- **Records shown**:
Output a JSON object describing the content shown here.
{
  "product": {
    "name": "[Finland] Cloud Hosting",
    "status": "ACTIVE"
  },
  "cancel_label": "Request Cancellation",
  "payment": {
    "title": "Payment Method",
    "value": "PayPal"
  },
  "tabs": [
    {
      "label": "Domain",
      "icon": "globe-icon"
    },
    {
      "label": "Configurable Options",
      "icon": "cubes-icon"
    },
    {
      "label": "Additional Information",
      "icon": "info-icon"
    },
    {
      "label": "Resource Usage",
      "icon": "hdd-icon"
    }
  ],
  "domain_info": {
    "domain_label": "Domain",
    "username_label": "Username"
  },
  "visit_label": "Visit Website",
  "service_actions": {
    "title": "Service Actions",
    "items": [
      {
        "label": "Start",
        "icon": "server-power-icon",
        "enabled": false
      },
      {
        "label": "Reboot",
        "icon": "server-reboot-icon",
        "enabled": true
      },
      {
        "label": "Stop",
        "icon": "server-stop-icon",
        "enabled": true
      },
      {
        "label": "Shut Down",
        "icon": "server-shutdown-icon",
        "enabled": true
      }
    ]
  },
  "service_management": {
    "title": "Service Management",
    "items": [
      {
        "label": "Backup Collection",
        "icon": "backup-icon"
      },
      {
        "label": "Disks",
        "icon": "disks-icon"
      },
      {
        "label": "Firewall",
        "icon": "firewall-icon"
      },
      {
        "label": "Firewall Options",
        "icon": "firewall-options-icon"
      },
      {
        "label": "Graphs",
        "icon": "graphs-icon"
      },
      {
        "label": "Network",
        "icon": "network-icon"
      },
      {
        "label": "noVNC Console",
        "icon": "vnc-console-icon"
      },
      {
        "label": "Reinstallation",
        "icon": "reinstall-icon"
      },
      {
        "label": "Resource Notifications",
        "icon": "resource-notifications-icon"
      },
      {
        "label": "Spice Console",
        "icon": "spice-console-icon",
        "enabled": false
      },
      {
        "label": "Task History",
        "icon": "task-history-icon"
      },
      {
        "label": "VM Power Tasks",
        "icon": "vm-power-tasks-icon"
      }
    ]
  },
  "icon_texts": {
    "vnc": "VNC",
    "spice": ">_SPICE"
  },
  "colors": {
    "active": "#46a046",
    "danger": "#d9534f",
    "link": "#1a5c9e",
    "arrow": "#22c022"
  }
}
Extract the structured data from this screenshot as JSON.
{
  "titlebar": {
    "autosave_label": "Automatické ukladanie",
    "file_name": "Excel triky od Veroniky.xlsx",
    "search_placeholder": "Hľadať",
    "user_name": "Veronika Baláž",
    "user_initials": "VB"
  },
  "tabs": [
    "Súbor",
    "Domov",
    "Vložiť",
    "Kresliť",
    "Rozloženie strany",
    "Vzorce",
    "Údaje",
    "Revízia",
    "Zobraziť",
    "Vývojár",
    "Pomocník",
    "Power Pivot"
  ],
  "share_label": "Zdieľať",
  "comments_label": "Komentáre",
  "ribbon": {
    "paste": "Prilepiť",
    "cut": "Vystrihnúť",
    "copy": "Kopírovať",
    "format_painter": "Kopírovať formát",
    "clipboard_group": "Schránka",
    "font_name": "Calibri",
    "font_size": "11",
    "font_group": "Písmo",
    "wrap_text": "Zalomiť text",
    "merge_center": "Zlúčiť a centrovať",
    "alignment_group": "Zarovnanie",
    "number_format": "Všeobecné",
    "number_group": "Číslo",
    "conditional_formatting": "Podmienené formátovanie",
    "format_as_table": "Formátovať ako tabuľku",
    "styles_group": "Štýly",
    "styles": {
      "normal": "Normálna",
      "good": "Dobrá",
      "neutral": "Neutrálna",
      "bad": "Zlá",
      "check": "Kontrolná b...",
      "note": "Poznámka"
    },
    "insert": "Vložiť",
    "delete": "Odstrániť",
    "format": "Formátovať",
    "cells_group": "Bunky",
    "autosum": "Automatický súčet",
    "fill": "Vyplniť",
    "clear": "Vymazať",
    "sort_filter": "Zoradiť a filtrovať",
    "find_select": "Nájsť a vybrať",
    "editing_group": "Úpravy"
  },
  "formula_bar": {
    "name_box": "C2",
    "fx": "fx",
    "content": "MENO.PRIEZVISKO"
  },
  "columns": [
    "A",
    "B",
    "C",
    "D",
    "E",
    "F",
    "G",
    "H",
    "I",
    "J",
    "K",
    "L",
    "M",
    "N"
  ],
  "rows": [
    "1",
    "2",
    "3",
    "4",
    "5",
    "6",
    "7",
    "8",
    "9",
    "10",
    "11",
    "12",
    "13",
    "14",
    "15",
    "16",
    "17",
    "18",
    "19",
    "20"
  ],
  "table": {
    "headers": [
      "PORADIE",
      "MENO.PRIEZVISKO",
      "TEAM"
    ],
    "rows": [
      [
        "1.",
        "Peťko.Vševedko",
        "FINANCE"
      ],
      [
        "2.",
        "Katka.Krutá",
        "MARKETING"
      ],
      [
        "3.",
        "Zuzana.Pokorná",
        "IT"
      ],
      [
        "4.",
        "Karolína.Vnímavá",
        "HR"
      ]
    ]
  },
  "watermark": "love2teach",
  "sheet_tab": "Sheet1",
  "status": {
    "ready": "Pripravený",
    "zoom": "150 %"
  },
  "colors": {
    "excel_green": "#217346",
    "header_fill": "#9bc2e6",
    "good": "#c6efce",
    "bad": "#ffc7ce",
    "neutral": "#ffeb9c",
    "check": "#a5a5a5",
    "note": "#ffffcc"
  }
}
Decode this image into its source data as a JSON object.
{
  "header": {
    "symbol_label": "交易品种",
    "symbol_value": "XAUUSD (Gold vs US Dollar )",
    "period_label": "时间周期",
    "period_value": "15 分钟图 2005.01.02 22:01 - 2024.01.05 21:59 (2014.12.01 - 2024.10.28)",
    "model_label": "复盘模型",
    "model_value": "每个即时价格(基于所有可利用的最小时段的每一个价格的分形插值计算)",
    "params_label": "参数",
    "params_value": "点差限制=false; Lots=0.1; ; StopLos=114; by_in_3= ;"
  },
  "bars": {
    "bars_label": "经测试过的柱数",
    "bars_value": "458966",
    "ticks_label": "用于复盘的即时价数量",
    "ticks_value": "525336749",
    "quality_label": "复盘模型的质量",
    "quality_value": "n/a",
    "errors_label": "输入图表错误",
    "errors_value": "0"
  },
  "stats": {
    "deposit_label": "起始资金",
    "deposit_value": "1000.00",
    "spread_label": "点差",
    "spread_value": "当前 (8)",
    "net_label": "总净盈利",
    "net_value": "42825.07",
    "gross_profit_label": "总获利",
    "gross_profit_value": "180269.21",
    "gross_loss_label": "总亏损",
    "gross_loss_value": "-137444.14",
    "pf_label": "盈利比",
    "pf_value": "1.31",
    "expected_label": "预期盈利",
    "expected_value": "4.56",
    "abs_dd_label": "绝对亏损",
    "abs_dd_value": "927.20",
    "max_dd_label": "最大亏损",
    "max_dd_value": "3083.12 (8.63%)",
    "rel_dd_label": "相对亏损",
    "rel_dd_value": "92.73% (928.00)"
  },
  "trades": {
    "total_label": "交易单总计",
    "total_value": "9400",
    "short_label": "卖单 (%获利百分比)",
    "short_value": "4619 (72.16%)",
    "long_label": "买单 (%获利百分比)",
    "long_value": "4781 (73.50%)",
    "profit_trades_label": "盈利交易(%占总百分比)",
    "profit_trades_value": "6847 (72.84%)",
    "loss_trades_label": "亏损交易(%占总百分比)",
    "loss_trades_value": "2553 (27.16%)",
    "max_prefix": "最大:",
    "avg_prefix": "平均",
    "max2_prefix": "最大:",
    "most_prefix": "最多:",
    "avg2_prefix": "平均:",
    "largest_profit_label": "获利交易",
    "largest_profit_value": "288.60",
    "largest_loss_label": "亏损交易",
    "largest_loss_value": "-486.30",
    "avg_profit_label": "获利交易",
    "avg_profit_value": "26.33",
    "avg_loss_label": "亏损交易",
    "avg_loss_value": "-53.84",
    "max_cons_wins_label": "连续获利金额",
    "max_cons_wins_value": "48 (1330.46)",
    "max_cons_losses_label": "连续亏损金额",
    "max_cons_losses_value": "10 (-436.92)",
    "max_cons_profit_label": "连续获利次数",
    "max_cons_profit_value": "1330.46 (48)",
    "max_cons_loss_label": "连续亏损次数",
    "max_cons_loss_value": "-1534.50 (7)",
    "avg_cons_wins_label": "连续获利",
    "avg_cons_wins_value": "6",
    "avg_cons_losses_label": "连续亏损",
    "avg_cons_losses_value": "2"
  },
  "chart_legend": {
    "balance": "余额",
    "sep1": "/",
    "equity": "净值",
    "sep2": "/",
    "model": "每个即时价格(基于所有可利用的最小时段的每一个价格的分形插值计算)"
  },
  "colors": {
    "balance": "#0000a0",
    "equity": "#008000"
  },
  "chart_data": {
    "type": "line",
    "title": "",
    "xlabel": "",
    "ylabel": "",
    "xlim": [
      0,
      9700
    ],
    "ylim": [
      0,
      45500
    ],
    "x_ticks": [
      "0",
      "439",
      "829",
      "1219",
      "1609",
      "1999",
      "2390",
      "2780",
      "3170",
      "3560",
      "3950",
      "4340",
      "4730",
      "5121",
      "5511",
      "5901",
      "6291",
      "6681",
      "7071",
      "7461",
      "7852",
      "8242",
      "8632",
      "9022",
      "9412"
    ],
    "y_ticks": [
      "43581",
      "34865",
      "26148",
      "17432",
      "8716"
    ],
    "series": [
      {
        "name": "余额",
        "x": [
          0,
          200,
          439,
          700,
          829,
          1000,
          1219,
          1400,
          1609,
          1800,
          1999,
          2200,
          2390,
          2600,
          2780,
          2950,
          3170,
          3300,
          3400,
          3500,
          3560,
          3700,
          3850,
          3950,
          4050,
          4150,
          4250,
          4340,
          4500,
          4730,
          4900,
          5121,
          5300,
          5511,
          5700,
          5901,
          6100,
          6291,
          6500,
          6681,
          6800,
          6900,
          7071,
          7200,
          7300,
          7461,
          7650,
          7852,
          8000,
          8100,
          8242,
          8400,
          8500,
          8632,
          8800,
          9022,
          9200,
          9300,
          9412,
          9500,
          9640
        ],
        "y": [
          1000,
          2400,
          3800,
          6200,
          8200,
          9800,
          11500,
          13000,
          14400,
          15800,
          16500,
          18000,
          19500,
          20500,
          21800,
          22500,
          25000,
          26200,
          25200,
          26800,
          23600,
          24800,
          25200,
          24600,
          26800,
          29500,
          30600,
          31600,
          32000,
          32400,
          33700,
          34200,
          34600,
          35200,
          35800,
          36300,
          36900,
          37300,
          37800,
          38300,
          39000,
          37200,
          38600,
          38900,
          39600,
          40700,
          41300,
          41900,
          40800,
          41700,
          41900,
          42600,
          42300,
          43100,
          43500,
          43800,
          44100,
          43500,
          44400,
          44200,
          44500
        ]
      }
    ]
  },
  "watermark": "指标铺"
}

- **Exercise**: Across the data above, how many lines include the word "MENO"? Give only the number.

- **Answer to this exercise**: 2